Pick every line out of the entries below that holds the string "Beta", and report them.

• Records contained in a dataset:
###

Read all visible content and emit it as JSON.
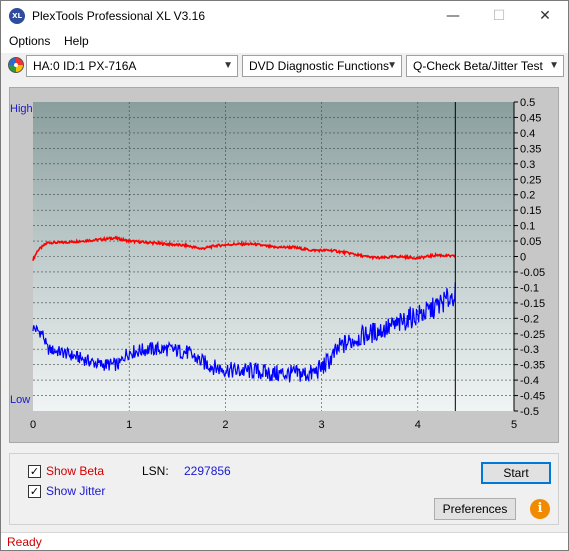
{
  "window": {
    "title": "PlexTools Professional XL V3.16",
    "app_icon_text": "XL",
    "minimize": "—",
    "maximize": "☐",
    "close": "✕"
  },
  "menu": {
    "options": "Options",
    "help": "Help"
  },
  "toolbar": {
    "drive": "HA:0 ID:1  PX-716A",
    "function": "DVD Diagnostic Functions",
    "test": "Q-Check Beta/Jitter Test"
  },
  "chart_data": {
    "type": "line",
    "left_axis_labels": {
      "top": "High",
      "bottom": "Low"
    },
    "x_ticks": [
      "0",
      "1",
      "2",
      "3",
      "4",
      "5"
    ],
    "xlim": [
      0,
      5
    ],
    "y_ticks": [
      "0.5",
      "0.45",
      "0.4",
      "0.35",
      "0.3",
      "0.25",
      "0.2",
      "0.15",
      "0.1",
      "0.05",
      "0",
      "-0.05",
      "-0.1",
      "-0.15",
      "-0.2",
      "-0.25",
      "-0.3",
      "-0.35",
      "-0.4",
      "-0.45",
      "-0.5"
    ],
    "ylim": [
      -0.5,
      0.5
    ],
    "end_marker_x": 4.39,
    "series": [
      {
        "color": "#ff0000",
        "x": [
          0.0,
          0.05,
          0.15,
          0.3,
          0.5,
          0.7,
          0.85,
          1.0,
          1.2,
          1.4,
          1.6,
          1.75,
          1.9,
          2.1,
          2.3,
          2.5,
          2.7,
          2.9,
          3.1,
          3.3,
          3.45,
          3.6,
          3.8,
          4.0,
          4.1,
          4.2,
          4.39
        ],
        "y": [
          -0.01,
          0.02,
          0.045,
          0.045,
          0.05,
          0.055,
          0.06,
          0.05,
          0.045,
          0.04,
          0.035,
          0.025,
          0.035,
          0.04,
          0.04,
          0.03,
          0.03,
          0.02,
          0.02,
          0.01,
          0.0,
          -0.005,
          0.0,
          -0.005,
          0.0,
          0.005,
          0.0
        ]
      },
      {
        "color": "#0000ff",
        "x": [
          0.0,
          0.1,
          0.15,
          0.3,
          0.5,
          0.7,
          0.9,
          0.95,
          1.0,
          1.2,
          1.4,
          1.6,
          1.75,
          1.9,
          2.1,
          2.3,
          2.5,
          2.7,
          2.9,
          3.0,
          3.1,
          3.2,
          3.4,
          3.6,
          3.8,
          3.9,
          4.0,
          4.1,
          4.2,
          4.3,
          4.39
        ],
        "y": [
          -0.23,
          -0.25,
          -0.3,
          -0.31,
          -0.33,
          -0.35,
          -0.35,
          -0.32,
          -0.31,
          -0.3,
          -0.3,
          -0.31,
          -0.34,
          -0.36,
          -0.37,
          -0.37,
          -0.38,
          -0.38,
          -0.38,
          -0.36,
          -0.33,
          -0.29,
          -0.26,
          -0.24,
          -0.22,
          -0.2,
          -0.19,
          -0.18,
          -0.16,
          -0.14,
          -0.12
        ]
      }
    ]
  },
  "bottom": {
    "show_beta": "Show Beta",
    "show_jitter": "Show Jitter",
    "lsn_label": "LSN:",
    "lsn_value": "2297856",
    "start": "Start",
    "preferences": "Preferences",
    "info": "i",
    "check": "✓"
  },
  "status": {
    "text": "Ready"
  }
}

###

• SOLUTION TO THIS PROBLEM:
    "test": "Q-Check Beta/Jitter Test"
    "show_beta": "Show Beta",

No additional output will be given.